The origin. A forbidden & secret romance.
It was love at first sight when the Prince of Wales, who would eventually become King George IV of England, first lay eyes on the twice widowed commoner Maria Fitzherbert in 1784 at the opera. The Prince was prohibited by British law to wed Maria because she was a Catholic. According to history, George and Maria were secretly married and exchanged miniatures of one another's eyes, they were made of watercolor paintings on ivory and adorned with gems as a symbol of their love. The identity of the lovers was maintained because each miniature only portrayed one eye.
However, the displays of devotion weren't just given out to covert lovers. According to Graham C. Boettcher's article "Love Never Dies," men frequently had their eyes painted for their wives and lovers to wear since the early 18th century as a way of keeping an eye on them. Moreover, for letting other suitors know that their women were already taken.
The lovers eye fascinated people with great mystery.
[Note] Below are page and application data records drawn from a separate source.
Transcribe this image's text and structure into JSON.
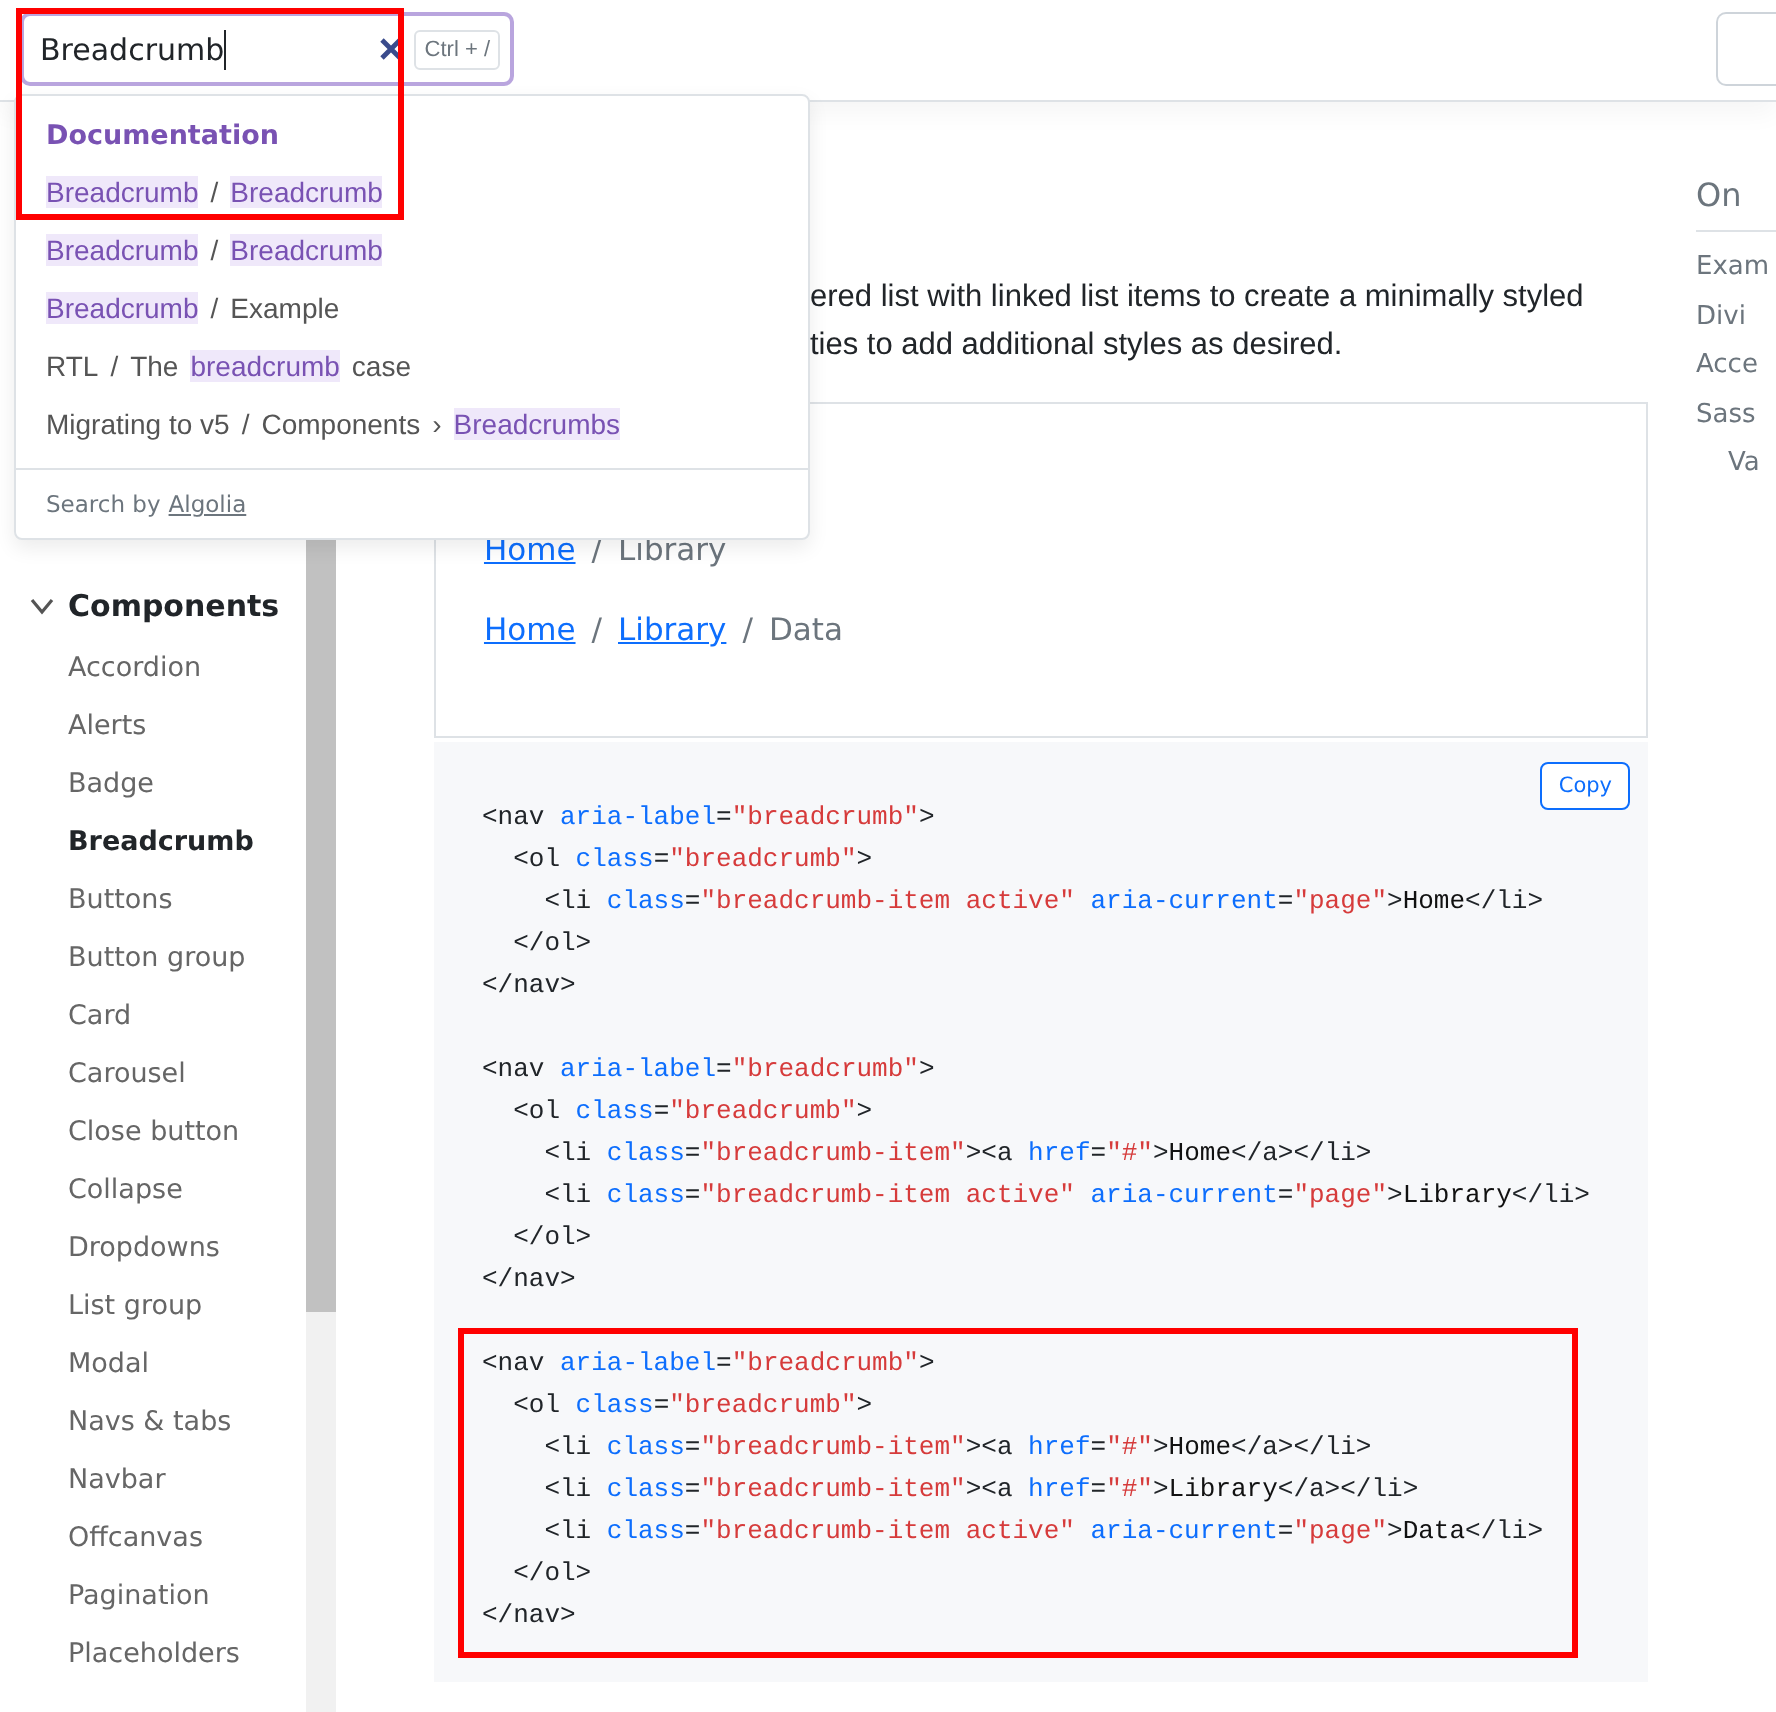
{
  "search": {
    "value": "Breadcrumb",
    "shortcut": "Ctrl + /",
    "framed": true,
    "results": {
      "section": "Documentation",
      "items": [
        {
          "segments": [
            {
              "text": "Breadcrumb",
              "match": true
            },
            {
              "text": "/",
              "match": false
            },
            {
              "text": "Breadcrumb",
              "match": true
            }
          ]
        },
        {
          "segments": [
            {
              "text": "Breadcrumb",
              "match": true
            },
            {
              "text": "/",
              "match": false
            },
            {
              "text": "Breadcrumb",
              "match": true
            }
          ]
        },
        {
          "segments": [
            {
              "text": "Breadcrumb",
              "match": true
            },
            {
              "text": "/",
              "match": false
            },
            {
              "text": "Example",
              "match": false
            }
          ]
        },
        {
          "segments": [
            {
              "text": "RTL",
              "match": false
            },
            {
              "text": "/",
              "match": false
            },
            {
              "text": "The",
              "match": false
            },
            {
              "text": "breadcrumb",
              "match": true
            },
            {
              "text": "case",
              "match": false
            }
          ]
        },
        {
          "segments": [
            {
              "text": "Migrating to v5",
              "match": false
            },
            {
              "text": "/",
              "match": false
            },
            {
              "text": "Components",
              "match": false
            },
            {
              "text": "›",
              "match": false
            },
            {
              "text": "Breadcrumbs",
              "match": true
            }
          ]
        }
      ],
      "footer": {
        "text": "Search by",
        "link": "Algolia"
      }
    }
  },
  "sidebar": {
    "groups": [
      {
        "label": "Components",
        "expanded": true,
        "items": [
          {
            "label": "Accordion",
            "selected": false
          },
          {
            "label": "Alerts",
            "selected": false
          },
          {
            "label": "Badge",
            "selected": false
          },
          {
            "label": "Breadcrumb",
            "selected": true
          },
          {
            "label": "Buttons",
            "selected": false
          },
          {
            "label": "Button group",
            "selected": false
          },
          {
            "label": "Card",
            "selected": false
          },
          {
            "label": "Carousel",
            "selected": false
          },
          {
            "label": "Close button",
            "selected": false
          },
          {
            "label": "Collapse",
            "selected": false
          },
          {
            "label": "Dropdowns",
            "selected": false
          },
          {
            "label": "List group",
            "selected": false
          },
          {
            "label": "Modal",
            "selected": false
          },
          {
            "label": "Navs & tabs",
            "selected": false
          },
          {
            "label": "Navbar",
            "selected": false
          },
          {
            "label": "Offcanvas",
            "selected": false
          },
          {
            "label": "Pagination",
            "selected": false
          },
          {
            "label": "Placeholders",
            "selected": false
          }
        ]
      }
    ]
  },
  "intro": [
    "ered list with linked list items to create a minimally styled",
    "ties to add additional styles as desired."
  ],
  "example": {
    "separator": "/",
    "breadcrumbs": [
      [
        {
          "text": "Home",
          "link": true
        },
        {
          "text": "Library",
          "link": false
        }
      ],
      [
        {
          "text": "Home",
          "link": true
        },
        {
          "text": "Library",
          "link": true
        },
        {
          "text": "Data",
          "link": false
        }
      ]
    ]
  },
  "copy_button": "Copy",
  "code_blocks": [
    {
      "framed": false,
      "lines": [
        [
          {
            "text": "<nav",
            "kind": "tag"
          },
          {
            "text": " aria-label",
            "kind": "attribute"
          },
          {
            "text": "=",
            "kind": "tag"
          },
          {
            "text": "\"breadcrumb\"",
            "kind": "string"
          },
          {
            "text": ">",
            "kind": "tag"
          }
        ],
        [
          {
            "text": "  <ol",
            "kind": "tag"
          },
          {
            "text": " class",
            "kind": "attribute"
          },
          {
            "text": "=",
            "kind": "tag"
          },
          {
            "text": "\"breadcrumb\"",
            "kind": "string"
          },
          {
            "text": ">",
            "kind": "tag"
          }
        ],
        [
          {
            "text": "    <li",
            "kind": "tag"
          },
          {
            "text": " class",
            "kind": "attribute"
          },
          {
            "text": "=",
            "kind": "tag"
          },
          {
            "text": "\"breadcrumb-item active\"",
            "kind": "string"
          },
          {
            "text": " aria-current",
            "kind": "attribute"
          },
          {
            "text": "=",
            "kind": "tag"
          },
          {
            "text": "\"page\"",
            "kind": "string"
          },
          {
            "text": ">",
            "kind": "tag"
          },
          {
            "text": "Home",
            "kind": "text"
          },
          {
            "text": "</li>",
            "kind": "tag"
          }
        ],
        [
          {
            "text": "  </ol>",
            "kind": "tag"
          }
        ],
        [
          {
            "text": "</nav>",
            "kind": "tag"
          }
        ]
      ]
    },
    {
      "framed": false,
      "lines": [
        [
          {
            "text": "<nav",
            "kind": "tag"
          },
          {
            "text": " aria-label",
            "kind": "attribute"
          },
          {
            "text": "=",
            "kind": "tag"
          },
          {
            "text": "\"breadcrumb\"",
            "kind": "string"
          },
          {
            "text": ">",
            "kind": "tag"
          }
        ],
        [
          {
            "text": "  <ol",
            "kind": "tag"
          },
          {
            "text": " class",
            "kind": "attribute"
          },
          {
            "text": "=",
            "kind": "tag"
          },
          {
            "text": "\"breadcrumb\"",
            "kind": "string"
          },
          {
            "text": ">",
            "kind": "tag"
          }
        ],
        [
          {
            "text": "    <li",
            "kind": "tag"
          },
          {
            "text": " class",
            "kind": "attribute"
          },
          {
            "text": "=",
            "kind": "tag"
          },
          {
            "text": "\"breadcrumb-item\"",
            "kind": "string"
          },
          {
            "text": "><a",
            "kind": "tag"
          },
          {
            "text": " href",
            "kind": "attribute"
          },
          {
            "text": "=",
            "kind": "tag"
          },
          {
            "text": "\"#\"",
            "kind": "string"
          },
          {
            "text": ">",
            "kind": "tag"
          },
          {
            "text": "Home",
            "kind": "text"
          },
          {
            "text": "</a></li>",
            "kind": "tag"
          }
        ],
        [
          {
            "text": "    <li",
            "kind": "tag"
          },
          {
            "text": " class",
            "kind": "attribute"
          },
          {
            "text": "=",
            "kind": "tag"
          },
          {
            "text": "\"breadcrumb-item active\"",
            "kind": "string"
          },
          {
            "text": " aria-current",
            "kind": "attribute"
          },
          {
            "text": "=",
            "kind": "tag"
          },
          {
            "text": "\"page\"",
            "kind": "string"
          },
          {
            "text": ">",
            "kind": "tag"
          },
          {
            "text": "Library",
            "kind": "text"
          },
          {
            "text": "</li>",
            "kind": "tag"
          }
        ],
        [
          {
            "text": "  </ol>",
            "kind": "tag"
          }
        ],
        [
          {
            "text": "</nav>",
            "kind": "tag"
          }
        ]
      ]
    },
    {
      "framed": true,
      "lines": [
        [
          {
            "text": "<nav",
            "kind": "tag"
          },
          {
            "text": " aria-label",
            "kind": "attribute"
          },
          {
            "text": "=",
            "kind": "tag"
          },
          {
            "text": "\"breadcrumb\"",
            "kind": "string"
          },
          {
            "text": ">",
            "kind": "tag"
          }
        ],
        [
          {
            "text": "  <ol",
            "kind": "tag"
          },
          {
            "text": " class",
            "kind": "attribute"
          },
          {
            "text": "=",
            "kind": "tag"
          },
          {
            "text": "\"breadcrumb\"",
            "kind": "string"
          },
          {
            "text": ">",
            "kind": "tag"
          }
        ],
        [
          {
            "text": "    <li",
            "kind": "tag"
          },
          {
            "text": " class",
            "kind": "attribute"
          },
          {
            "text": "=",
            "kind": "tag"
          },
          {
            "text": "\"breadcrumb-item\"",
            "kind": "string"
          },
          {
            "text": "><a",
            "kind": "tag"
          },
          {
            "text": " href",
            "kind": "attribute"
          },
          {
            "text": "=",
            "kind": "tag"
          },
          {
            "text": "\"#\"",
            "kind": "string"
          },
          {
            "text": ">",
            "kind": "tag"
          },
          {
            "text": "Home",
            "kind": "text"
          },
          {
            "text": "</a></li>",
            "kind": "tag"
          }
        ],
        [
          {
            "text": "    <li",
            "kind": "tag"
          },
          {
            "text": " class",
            "kind": "attribute"
          },
          {
            "text": "=",
            "kind": "tag"
          },
          {
            "text": "\"breadcrumb-item\"",
            "kind": "string"
          },
          {
            "text": "><a",
            "kind": "tag"
          },
          {
            "text": " href",
            "kind": "attribute"
          },
          {
            "text": "=",
            "kind": "tag"
          },
          {
            "text": "\"#\"",
            "kind": "string"
          },
          {
            "text": ">",
            "kind": "tag"
          },
          {
            "text": "Library",
            "kind": "text"
          },
          {
            "text": "</a></li>",
            "kind": "tag"
          }
        ],
        [
          {
            "text": "    <li",
            "kind": "tag"
          },
          {
            "text": " class",
            "kind": "attribute"
          },
          {
            "text": "=",
            "kind": "tag"
          },
          {
            "text": "\"breadcrumb-item active\"",
            "kind": "string"
          },
          {
            "text": " aria-current",
            "kind": "attribute"
          },
          {
            "text": "=",
            "kind": "tag"
          },
          {
            "text": "\"page\"",
            "kind": "string"
          },
          {
            "text": ">",
            "kind": "tag"
          },
          {
            "text": "Data",
            "kind": "text"
          },
          {
            "text": "</li>",
            "kind": "tag"
          }
        ],
        [
          {
            "text": "  </ol>",
            "kind": "tag"
          }
        ],
        [
          {
            "text": "</nav>",
            "kind": "tag"
          }
        ]
      ]
    }
  ],
  "toc": {
    "title": "On",
    "items": [
      {
        "label": "Exam",
        "nested": false
      },
      {
        "label": "Divi",
        "nested": false
      },
      {
        "label": "Acce",
        "nested": false
      },
      {
        "label": "Sass",
        "nested": false
      },
      {
        "label": "Va",
        "nested": true
      }
    ]
  }
}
There is so much depth in mysteries, whether they are made up or genuine, fully realized or only hinted at. They enable us to divert our attention from our own problems, arouse our curiosity, and experience the sense of realization and accomplishment that come from transforming facts into insightful narrative.